Inflation rises more than forecast

Inflation ticked up slightly more than expected in July, the Office for National Statistics said, as banks raised fees and retailers had slashed prices in summer sales already in June.

Further price increases have been expected by the Bank of England, which sees inflation peaking later this year at five per cent before falling back below its two per cent target within the next two years.

Nevertheless, high inflation poses a major obstacle for the central bank should it want to pump more money into the economy to boost the fragile recovery.

Consumer prices were unchanged on the month in July, taking the annual inflation rate to 4.4 per cent.

Analysts had expected the annual rate to edge up to 4.3 per cent from 4.2 per cent in June, predicting that some of the impact of early discounting by retailers, which led to a surprise slowdown in inflation in June, would unwind.

Core inflation, which strips out volatile components such as food or energy, accelerated to 3.1 per cent from 2.8 per cent.

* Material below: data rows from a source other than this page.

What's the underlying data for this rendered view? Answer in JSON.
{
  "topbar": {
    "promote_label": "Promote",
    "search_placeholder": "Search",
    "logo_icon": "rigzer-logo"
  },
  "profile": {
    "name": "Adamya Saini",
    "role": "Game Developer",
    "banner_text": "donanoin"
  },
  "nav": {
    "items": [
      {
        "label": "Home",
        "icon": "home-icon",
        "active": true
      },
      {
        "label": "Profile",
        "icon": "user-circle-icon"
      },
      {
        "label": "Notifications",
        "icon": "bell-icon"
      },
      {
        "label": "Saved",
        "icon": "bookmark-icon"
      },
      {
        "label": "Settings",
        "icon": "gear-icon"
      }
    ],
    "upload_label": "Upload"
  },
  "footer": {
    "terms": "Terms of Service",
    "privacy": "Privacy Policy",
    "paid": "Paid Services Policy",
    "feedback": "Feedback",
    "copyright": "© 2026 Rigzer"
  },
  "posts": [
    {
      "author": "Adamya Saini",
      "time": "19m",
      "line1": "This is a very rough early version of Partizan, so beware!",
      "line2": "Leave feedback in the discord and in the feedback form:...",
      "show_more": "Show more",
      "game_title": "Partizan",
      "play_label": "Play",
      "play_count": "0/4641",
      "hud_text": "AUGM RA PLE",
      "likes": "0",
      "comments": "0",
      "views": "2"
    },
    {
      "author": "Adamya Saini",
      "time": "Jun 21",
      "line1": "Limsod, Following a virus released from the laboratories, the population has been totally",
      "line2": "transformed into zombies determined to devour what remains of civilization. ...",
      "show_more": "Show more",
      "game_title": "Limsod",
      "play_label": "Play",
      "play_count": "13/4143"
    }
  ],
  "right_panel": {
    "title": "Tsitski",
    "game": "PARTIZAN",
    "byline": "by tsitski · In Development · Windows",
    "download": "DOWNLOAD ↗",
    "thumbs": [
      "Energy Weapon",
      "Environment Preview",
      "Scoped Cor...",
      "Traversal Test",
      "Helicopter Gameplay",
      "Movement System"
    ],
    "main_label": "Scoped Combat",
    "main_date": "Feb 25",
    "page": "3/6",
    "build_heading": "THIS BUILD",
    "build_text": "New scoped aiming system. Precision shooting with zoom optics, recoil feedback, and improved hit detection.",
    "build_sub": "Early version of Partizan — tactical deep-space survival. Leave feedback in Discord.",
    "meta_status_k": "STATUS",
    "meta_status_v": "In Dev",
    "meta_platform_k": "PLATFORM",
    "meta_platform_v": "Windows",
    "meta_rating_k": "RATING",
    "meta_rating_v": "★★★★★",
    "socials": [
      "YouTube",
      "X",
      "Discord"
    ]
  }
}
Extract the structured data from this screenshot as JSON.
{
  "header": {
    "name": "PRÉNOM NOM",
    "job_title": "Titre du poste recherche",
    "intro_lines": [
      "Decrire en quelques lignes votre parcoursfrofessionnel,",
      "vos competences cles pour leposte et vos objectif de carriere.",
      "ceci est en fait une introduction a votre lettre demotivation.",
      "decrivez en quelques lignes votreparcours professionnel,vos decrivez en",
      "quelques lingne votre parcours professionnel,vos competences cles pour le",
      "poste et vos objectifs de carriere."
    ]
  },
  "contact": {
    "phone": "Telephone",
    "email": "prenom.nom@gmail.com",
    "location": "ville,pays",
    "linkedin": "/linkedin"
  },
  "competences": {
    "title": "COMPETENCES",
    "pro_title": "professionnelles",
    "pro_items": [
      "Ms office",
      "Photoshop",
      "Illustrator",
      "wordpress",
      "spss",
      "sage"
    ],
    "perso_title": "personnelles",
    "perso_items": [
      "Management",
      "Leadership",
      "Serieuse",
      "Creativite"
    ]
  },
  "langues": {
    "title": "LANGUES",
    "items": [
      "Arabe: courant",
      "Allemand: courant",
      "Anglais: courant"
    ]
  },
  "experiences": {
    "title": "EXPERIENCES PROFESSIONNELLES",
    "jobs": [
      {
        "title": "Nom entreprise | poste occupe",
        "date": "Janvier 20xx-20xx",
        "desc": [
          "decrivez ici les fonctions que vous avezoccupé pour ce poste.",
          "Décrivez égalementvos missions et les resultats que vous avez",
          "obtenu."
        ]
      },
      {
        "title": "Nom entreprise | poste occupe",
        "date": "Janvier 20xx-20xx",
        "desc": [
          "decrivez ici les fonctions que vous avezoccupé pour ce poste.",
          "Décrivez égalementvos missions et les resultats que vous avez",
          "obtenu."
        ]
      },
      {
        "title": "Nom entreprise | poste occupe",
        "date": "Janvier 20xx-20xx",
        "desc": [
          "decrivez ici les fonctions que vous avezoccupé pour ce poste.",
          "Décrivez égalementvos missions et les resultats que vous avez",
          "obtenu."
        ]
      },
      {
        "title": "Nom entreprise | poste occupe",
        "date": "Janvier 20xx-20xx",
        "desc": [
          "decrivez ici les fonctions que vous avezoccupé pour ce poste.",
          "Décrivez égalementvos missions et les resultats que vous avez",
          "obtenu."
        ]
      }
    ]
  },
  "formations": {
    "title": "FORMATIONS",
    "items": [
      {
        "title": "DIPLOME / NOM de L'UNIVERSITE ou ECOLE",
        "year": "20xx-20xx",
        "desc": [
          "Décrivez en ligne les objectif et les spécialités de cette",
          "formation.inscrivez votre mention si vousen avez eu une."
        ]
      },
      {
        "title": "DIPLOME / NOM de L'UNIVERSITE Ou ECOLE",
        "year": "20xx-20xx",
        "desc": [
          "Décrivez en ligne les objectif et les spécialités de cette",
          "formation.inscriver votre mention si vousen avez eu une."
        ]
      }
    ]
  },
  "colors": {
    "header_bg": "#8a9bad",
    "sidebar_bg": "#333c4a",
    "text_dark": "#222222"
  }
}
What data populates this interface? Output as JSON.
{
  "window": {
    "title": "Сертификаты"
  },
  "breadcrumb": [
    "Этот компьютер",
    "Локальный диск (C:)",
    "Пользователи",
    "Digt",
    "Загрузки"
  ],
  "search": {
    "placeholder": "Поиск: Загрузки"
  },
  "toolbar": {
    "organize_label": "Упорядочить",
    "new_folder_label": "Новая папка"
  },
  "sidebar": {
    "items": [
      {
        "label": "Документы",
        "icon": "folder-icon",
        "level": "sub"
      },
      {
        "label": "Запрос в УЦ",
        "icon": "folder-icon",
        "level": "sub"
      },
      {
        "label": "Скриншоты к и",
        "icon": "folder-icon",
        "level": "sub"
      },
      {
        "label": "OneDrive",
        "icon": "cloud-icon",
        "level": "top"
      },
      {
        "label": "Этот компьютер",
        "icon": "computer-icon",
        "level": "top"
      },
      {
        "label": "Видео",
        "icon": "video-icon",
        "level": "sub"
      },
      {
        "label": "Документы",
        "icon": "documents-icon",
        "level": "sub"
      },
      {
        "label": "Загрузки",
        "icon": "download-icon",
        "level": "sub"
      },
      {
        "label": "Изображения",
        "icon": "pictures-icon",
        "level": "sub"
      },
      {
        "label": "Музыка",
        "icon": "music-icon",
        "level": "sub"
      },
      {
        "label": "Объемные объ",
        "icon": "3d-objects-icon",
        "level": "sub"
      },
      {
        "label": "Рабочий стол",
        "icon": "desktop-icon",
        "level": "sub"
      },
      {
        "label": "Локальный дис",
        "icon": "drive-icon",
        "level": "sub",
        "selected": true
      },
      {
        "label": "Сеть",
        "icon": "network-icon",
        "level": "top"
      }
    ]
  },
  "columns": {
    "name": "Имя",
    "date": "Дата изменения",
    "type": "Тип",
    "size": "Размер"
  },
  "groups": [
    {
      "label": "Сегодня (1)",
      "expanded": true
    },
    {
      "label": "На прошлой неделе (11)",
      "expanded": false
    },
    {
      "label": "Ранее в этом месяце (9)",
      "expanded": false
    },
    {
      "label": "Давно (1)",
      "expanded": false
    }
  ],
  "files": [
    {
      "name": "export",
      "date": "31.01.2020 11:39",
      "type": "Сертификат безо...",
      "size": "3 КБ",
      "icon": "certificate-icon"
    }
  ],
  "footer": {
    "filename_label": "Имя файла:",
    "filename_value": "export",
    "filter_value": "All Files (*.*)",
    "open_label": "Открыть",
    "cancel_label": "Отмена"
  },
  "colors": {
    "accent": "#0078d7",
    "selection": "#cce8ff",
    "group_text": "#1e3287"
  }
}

As inflation is running well above the Bank's target, the Bank's governor Mervyn King is obliged to write an explanatory letter to Chancellor George Osborne.

The retail price inflation gauge, which includes more housing costs and is the benchmark for many wage deals, stood at 5.0 percent, in line with forecasts.

The ONS said that higher fees for financial services were among the main drivers of inflation.

In addition, there was less discounting for clothes, shoes, furniture and household products than usual because many retailers had brought summer sales forward to June.

The year-on-year price increase for clothing and footwear stood at 3.1 per cent, the highest rate since records began in January 1997.

The recent weakness of the economy has triggered speculation that the Bank may engage in a fresh round of quantitative easing. However, so far only one of the nine members of the Monetary Policy Committee has voted for additional asset purchases.